The hurricane is forecast to make landfall in the Mexican state of Jalisco this evening as a catastrophic Category 5 hurricane capable of causing widespread destruction. Residents and authorities in Mexico are rushing to prepare for what likely will be the strongest hurricane ever to make landfall on that country's Pacific coastline, according to The Weather Channel.
By midday, winds were expected to strengthen to 205 mph before the storm weakens to a Category 4 and makes landfall about 5:30 p.m., according to CNN.
The closest contender at this point might be Hurricane Camille, which battered the U.S. Gulf Coast in 1969. Regardless, Patricia looks to be more powerful than Hurricane Andrew in 1992, Katrina in 2005 and many others.
News outlets predicted widespread destruction in Mexico.
A significant flood threat is developing in the south-central United States, particularly Texas, The Weather Channel reported in a separate story.

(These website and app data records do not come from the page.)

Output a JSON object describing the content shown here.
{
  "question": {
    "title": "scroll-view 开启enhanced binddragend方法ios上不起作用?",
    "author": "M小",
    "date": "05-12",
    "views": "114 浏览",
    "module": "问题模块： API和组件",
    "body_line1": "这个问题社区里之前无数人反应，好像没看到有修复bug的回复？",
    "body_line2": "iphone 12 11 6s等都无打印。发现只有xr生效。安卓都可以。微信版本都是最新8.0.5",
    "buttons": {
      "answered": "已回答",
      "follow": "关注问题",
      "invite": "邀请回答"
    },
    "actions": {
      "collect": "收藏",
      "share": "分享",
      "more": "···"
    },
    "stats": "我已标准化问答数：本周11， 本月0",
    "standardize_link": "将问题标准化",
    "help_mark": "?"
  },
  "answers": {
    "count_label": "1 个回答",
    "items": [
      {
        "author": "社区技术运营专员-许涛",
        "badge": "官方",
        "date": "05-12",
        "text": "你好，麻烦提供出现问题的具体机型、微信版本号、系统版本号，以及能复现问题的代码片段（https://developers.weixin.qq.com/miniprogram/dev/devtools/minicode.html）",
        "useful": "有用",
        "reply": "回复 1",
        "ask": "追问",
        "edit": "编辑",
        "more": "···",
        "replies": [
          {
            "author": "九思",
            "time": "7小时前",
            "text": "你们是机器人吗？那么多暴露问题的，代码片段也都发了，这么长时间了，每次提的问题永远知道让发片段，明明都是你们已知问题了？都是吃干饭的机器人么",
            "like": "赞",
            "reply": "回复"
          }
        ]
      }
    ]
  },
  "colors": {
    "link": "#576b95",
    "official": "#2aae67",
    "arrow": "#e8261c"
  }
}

Although the event is still in its early stages, there have already been reports of water rescues and homes flooded.
The lion's share of the heavy rain will be in Texas and in adjacent portions of Oklahoma, Arkansas and Louisiana.